▸ **WORK TO COMPLETE**: Look through the lines below and copy each one that includes "test".

▸ **App and web page records**:

□ □ □

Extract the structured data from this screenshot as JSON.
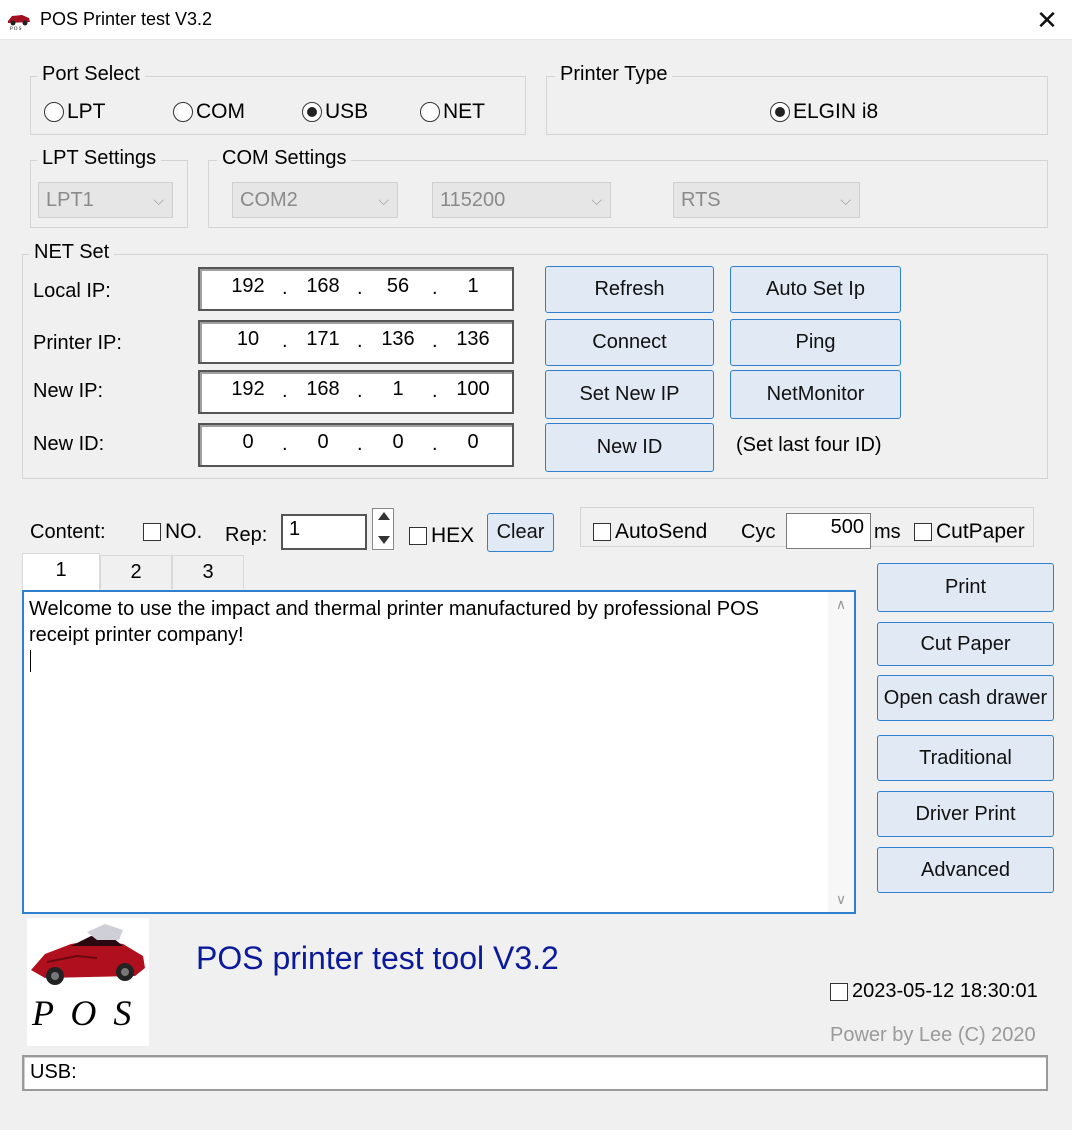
{
  "window": {
    "title": "POS Printer test V3.2",
    "close_glyph": "✕"
  },
  "port_select": {
    "label": "Port Select",
    "options": [
      "LPT",
      "COM",
      "USB",
      "NET"
    ],
    "selected": "USB"
  },
  "printer_type": {
    "label": "Printer Type",
    "option": "ELGIN i8"
  },
  "lpt_settings": {
    "label": "LPT Settings",
    "value": "LPT1"
  },
  "com_settings": {
    "label": "COM Settings",
    "port": "COM2",
    "baud": "115200",
    "flow": "RTS"
  },
  "net_set": {
    "label": "NET Set",
    "rows": [
      {
        "label": "Local IP:",
        "octets": [
          "192",
          "168",
          "56",
          "1"
        ]
      },
      {
        "label": "Printer IP:",
        "octets": [
          "10",
          "171",
          "136",
          "136"
        ]
      },
      {
        "label": "New IP:",
        "octets": [
          "192",
          "168",
          "1",
          "100"
        ]
      },
      {
        "label": "New ID:",
        "octets": [
          "0",
          "0",
          "0",
          "0"
        ]
      }
    ],
    "buttons": {
      "refresh": "Refresh",
      "auto_set_ip": "Auto Set Ip",
      "connect": "Connect",
      "ping": "Ping",
      "set_new_ip": "Set New IP",
      "net_monitor": "NetMonitor",
      "new_id": "New ID"
    },
    "hint": "(Set last four ID)"
  },
  "content_bar": {
    "content_label": "Content:",
    "no_label": "NO.",
    "rep_label": "Rep:",
    "rep_value": "1",
    "hex_label": "HEX",
    "clear_label": "Clear",
    "autosend_label": "AutoSend",
    "cyc_label": "Cyc",
    "cyc_value": "500",
    "ms_label": "ms",
    "cutpaper_label": "CutPaper"
  },
  "tabs": [
    "1",
    "2",
    "3"
  ],
  "content_text": "Welcome to use the impact and thermal printer manufactured by professional POS receipt printer company!",
  "side_buttons": [
    "Print",
    "Cut Paper",
    "Open cash drawer",
    "Traditional",
    "Driver Print",
    "Advanced"
  ],
  "footer": {
    "logo_text": "P O S",
    "app_title": "POS printer test tool V3.2",
    "datetime": "2023-05-12 18:30:01",
    "credit": "Power by Lee (C) 2020",
    "status": "USB:"
  },
  "colors": {
    "accent": "#2f7fcf",
    "title_blue": "#0a1a9a",
    "button_bg": "#e1e9f4"
  }
}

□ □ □

▸ **EXERCISE RESULT**:
    "title": "POS Printer test V3.2",
    "app_title": "POS printer test tool V3.2",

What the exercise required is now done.